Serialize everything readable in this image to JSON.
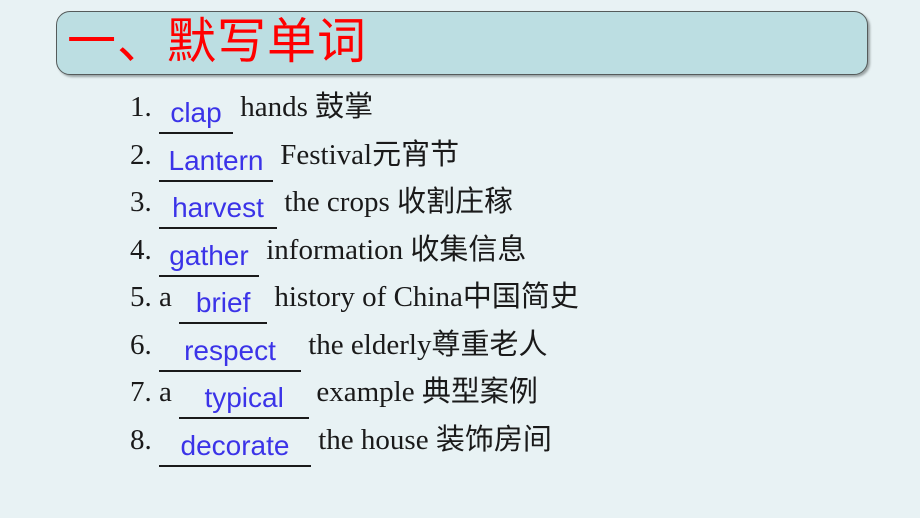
{
  "slide": {
    "background_color": "#e8f2f4"
  },
  "title": {
    "text": "一、默写单词",
    "color": "#ff0000",
    "banner_color": "#bcdee2",
    "banner_border_color": "#555b5b"
  },
  "list": {
    "blank_color": "#3b33e8",
    "items": [
      {
        "number": "1.",
        "pre": "",
        "blank": "clap",
        "blank_width": 74,
        "post": " hands ",
        "cn": "鼓掌"
      },
      {
        "number": "2.",
        "pre": "",
        "blank": "Lantern",
        "blank_width": 114,
        "post": " Festival",
        "cn": "元宵节"
      },
      {
        "number": "3.",
        "pre": "",
        "blank": "harvest",
        "blank_width": 118,
        "post": " the crops ",
        "cn": "收割庄稼"
      },
      {
        "number": "4.",
        "pre": "",
        "blank": "gather",
        "blank_width": 100,
        "post": " information ",
        "cn": "收集信息"
      },
      {
        "number": "5.",
        "pre": " a ",
        "blank": "brief",
        "blank_width": 88,
        "post": " history of China",
        "cn": "中国简史"
      },
      {
        "number": "6.",
        "pre": "",
        "blank": "respect",
        "blank_width": 142,
        "post": " the elderly",
        "cn": "尊重老人"
      },
      {
        "number": "7.",
        "pre": " a ",
        "blank": "typical",
        "blank_width": 130,
        "post": " example ",
        "cn": "典型案例"
      },
      {
        "number": "8.",
        "pre": "",
        "blank": "decorate",
        "blank_width": 152,
        "post": " the house ",
        "cn": "装饰房间"
      }
    ]
  }
}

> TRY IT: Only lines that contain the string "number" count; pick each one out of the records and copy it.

> COMPLETED EXERCISE:
        "number": "1.",
        "number": "2.",
        "number": "3.",
        "number": "4.",
        "number": "5.",
        "number": "6.",
        "number": "7.",
        "number": "8.",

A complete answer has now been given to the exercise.